Whenever a line in the data holds the string "Skype", copy that line.
··········
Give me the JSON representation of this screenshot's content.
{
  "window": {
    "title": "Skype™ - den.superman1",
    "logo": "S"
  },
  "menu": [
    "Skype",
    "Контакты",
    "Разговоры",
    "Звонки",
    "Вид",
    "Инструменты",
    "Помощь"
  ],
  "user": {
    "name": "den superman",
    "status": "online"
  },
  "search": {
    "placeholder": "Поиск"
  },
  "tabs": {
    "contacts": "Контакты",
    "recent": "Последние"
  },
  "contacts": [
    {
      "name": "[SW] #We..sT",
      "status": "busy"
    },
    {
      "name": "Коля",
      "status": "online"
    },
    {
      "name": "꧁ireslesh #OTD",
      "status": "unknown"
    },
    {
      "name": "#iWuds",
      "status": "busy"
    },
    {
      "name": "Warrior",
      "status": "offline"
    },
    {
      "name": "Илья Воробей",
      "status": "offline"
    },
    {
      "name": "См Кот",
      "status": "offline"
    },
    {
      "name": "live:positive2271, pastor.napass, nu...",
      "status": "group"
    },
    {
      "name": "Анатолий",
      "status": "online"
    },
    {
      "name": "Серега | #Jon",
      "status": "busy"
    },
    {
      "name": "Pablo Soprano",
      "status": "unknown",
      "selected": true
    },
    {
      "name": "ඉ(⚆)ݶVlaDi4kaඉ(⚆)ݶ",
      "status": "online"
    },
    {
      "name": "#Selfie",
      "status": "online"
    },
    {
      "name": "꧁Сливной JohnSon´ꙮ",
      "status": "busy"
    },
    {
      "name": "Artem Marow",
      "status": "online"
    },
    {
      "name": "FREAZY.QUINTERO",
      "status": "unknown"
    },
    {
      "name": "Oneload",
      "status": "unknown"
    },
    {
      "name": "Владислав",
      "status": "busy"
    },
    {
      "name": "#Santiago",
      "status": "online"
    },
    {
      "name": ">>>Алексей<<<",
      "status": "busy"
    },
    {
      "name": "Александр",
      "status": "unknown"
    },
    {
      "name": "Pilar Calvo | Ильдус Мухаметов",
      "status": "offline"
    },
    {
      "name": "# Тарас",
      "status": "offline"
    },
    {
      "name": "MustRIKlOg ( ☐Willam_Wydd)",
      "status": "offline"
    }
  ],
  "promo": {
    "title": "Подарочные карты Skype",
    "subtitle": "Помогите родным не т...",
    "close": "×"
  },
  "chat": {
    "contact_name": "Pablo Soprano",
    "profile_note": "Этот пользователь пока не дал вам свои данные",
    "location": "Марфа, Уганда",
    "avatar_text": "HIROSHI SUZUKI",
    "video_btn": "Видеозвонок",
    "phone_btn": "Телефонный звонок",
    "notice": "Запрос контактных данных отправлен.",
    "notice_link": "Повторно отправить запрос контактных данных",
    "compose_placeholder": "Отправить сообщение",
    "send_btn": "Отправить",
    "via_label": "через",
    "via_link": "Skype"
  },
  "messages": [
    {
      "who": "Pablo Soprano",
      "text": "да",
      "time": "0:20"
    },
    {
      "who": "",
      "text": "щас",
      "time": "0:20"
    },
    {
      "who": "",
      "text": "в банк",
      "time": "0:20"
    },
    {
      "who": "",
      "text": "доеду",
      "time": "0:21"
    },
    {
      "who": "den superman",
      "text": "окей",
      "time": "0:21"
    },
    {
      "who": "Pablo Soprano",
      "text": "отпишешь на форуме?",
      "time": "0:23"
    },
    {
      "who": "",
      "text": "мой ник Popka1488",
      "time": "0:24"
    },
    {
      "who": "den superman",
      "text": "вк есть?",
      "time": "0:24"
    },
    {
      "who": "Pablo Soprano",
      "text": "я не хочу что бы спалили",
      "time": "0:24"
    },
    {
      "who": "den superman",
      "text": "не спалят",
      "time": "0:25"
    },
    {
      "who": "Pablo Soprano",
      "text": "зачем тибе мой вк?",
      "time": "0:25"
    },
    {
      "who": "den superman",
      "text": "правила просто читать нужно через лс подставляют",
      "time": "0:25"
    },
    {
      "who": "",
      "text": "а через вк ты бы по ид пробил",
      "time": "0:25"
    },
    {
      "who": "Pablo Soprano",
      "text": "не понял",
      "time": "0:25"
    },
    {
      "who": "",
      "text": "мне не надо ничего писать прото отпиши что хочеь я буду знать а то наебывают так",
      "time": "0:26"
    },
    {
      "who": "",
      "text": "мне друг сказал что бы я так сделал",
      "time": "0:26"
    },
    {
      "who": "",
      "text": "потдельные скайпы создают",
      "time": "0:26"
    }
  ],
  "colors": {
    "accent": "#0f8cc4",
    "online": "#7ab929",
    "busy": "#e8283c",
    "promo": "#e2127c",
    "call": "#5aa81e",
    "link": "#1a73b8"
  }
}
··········
**TASK OUTPUT:**
    "title": "Skype™ - den.superman1",
    "Skype",
    "title": "Подарочные карты Skype",
    "via_link": "Skype"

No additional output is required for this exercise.